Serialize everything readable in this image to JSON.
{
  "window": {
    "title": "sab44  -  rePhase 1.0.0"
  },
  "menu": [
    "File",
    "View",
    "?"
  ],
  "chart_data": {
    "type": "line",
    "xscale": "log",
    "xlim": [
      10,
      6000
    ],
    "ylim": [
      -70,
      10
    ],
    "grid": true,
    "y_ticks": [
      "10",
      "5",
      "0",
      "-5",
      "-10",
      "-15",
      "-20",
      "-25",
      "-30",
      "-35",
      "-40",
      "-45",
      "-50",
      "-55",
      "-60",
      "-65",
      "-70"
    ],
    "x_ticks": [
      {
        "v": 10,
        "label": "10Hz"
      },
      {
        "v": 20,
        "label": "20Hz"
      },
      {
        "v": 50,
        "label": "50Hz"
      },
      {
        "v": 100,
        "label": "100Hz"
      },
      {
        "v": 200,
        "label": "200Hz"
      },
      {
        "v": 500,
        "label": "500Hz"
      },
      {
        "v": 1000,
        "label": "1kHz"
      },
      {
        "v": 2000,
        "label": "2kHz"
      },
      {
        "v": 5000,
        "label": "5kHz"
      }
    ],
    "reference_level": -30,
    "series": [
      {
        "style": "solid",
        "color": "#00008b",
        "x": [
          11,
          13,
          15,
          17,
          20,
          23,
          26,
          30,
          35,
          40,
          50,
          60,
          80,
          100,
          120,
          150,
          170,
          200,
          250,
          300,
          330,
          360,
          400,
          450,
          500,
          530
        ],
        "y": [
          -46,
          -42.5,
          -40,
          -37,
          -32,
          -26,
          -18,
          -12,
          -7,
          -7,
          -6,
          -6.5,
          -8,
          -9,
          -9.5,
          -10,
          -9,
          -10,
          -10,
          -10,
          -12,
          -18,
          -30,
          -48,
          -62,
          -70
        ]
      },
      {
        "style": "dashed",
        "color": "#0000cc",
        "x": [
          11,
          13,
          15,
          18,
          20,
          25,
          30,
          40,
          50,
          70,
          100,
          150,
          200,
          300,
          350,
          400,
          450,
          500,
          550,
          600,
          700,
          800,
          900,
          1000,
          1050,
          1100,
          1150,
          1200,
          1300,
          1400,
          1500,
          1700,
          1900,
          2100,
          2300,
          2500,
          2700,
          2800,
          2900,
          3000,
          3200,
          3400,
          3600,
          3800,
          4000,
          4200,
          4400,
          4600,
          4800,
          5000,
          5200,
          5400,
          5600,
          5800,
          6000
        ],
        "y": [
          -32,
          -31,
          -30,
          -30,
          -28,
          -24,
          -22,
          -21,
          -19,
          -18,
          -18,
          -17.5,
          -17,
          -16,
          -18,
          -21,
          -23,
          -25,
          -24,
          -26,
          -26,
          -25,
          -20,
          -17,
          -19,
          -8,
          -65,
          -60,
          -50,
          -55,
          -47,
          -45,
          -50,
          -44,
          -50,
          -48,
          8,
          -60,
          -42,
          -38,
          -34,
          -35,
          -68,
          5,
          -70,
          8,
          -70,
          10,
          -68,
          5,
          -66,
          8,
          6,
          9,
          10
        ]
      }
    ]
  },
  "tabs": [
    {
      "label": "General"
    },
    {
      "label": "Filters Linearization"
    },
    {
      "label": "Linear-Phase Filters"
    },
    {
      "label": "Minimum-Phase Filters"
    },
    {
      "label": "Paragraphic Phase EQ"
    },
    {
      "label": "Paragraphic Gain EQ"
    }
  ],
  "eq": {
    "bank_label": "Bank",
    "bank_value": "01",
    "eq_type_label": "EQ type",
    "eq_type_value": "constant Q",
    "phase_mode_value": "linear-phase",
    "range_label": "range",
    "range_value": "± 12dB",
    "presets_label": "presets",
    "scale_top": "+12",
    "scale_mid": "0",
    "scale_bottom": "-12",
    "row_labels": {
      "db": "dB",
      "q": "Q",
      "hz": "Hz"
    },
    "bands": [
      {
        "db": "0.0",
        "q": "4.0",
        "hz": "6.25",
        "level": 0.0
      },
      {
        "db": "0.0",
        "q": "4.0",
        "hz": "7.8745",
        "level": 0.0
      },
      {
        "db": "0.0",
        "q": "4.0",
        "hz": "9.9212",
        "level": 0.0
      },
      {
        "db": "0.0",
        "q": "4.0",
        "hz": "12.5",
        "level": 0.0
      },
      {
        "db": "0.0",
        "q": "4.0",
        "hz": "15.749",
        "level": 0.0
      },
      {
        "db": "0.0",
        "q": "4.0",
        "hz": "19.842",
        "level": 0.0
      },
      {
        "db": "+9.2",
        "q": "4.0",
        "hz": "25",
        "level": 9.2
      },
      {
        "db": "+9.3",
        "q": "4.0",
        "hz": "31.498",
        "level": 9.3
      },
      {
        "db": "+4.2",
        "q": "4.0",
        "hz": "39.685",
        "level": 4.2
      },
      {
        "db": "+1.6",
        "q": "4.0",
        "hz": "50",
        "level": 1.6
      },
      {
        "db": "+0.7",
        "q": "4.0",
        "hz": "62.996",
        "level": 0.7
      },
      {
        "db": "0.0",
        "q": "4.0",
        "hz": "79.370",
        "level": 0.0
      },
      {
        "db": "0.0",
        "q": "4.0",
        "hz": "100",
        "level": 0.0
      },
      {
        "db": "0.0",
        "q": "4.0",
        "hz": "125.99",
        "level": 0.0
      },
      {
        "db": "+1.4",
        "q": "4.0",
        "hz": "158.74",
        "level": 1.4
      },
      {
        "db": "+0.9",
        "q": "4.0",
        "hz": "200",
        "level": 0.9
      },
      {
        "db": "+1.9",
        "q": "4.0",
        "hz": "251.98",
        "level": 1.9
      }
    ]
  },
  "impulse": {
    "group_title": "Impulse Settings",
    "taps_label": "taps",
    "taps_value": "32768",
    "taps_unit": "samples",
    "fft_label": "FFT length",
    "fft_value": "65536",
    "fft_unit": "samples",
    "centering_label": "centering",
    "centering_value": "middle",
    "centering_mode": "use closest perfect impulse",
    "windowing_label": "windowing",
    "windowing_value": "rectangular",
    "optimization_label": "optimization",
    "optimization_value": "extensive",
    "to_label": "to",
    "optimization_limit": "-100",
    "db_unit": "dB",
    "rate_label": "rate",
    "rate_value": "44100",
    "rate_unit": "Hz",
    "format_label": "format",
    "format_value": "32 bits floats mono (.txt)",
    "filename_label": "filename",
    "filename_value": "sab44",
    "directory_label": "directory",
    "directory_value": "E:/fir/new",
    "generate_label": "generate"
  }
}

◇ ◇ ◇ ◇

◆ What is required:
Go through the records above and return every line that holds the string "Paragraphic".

◆ Written response:
      "label": "Paragraphic Phase EQ"
      "label": "Paragraphic Gain EQ"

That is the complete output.